Source: How Creating Outlander’s Amazing Costumes Led to a Surprising Historical Discovery | E! Online

BBC to dramatise the lives of the Brontë sisters

Sally Wainwright will write and direct a new BBC drama about the literary sisters

Source: BBC to dramatise the lives of the Brontë sisters

The difficult home life of the Brontës will be brought to life in a new BBC One drama about the literary sisters, written and directed by Last Tango In Halifax author Sally Wainwright.

The one-off, two-hour drama will follow Charlotte, Emily and Anne Brontë’s relationship with each other and their brother Branwell, who in the last three years of his life was plagued by alcoholism and drug addiction.

To Walk Invisible: The Brontë Sisters will be filmed in and around Yorkshire, where the most famous sisters of English literature lived.

Casting is yet to be announced for the drama, which has been described as “an original perspective on the Brontë sisters”.

BBC One controller Charlotte Moore said: “The Brontë sisters have always been enigmatic but Sally Wainwright’s brilliantly authentic new BBC One drama brings the women behind some of our greatest literary masterpieces to life.

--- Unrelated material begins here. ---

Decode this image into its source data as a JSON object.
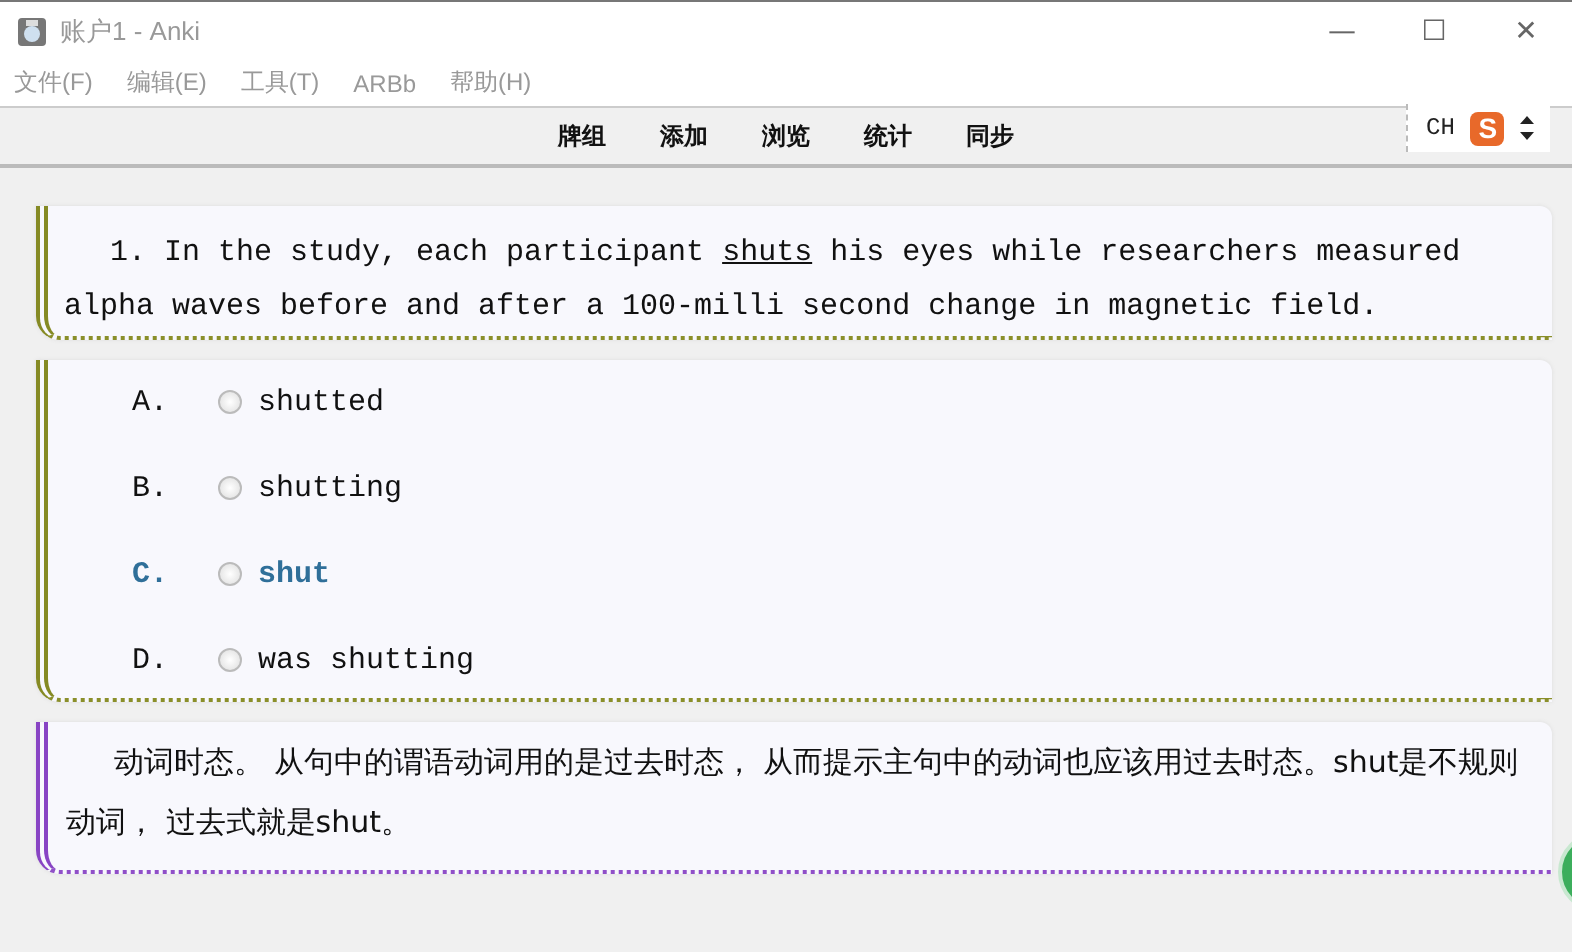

“It’s an extraordinary tale of family tragedy and their passion and determination, against the odds, to have their genius recognised in a male 19th century world.”

Bafta-winning writer Wainwright, whose other credits include TV series Happy Valley, said of the drama: “I am thrilled beyond measure that I’ve been asked by the BBC to bring to life these three fascinating, talented, ingenious Yorkshire women.”

The drama explores the siblings’ relationship with each other and their self-educated father, who grew up in an impoverished home in rural Ireland and encouraged his children – irrespective of their gender – to become passionate about literature.

It also portrays their “increasingly difficult relationship with their brother Branwell, who in the last three years of his life – following a tragically misguided love affair – sank into alcoholism, drug addiction and appalling behaviour”.

Charlotte, arguably the most talented of the three sisters, died at the age of 38. Her most famous novel, Jane Eyre, was published in 1847 and was an instant success.

Emily wrote Wuthering Heights, while Anne, the youngest of the three, penned The Tenant Of Wildfell Hall.

It also portrays their “increasingly difficult relationship with their brother Branwell, who in the last three years of his life – following a tragically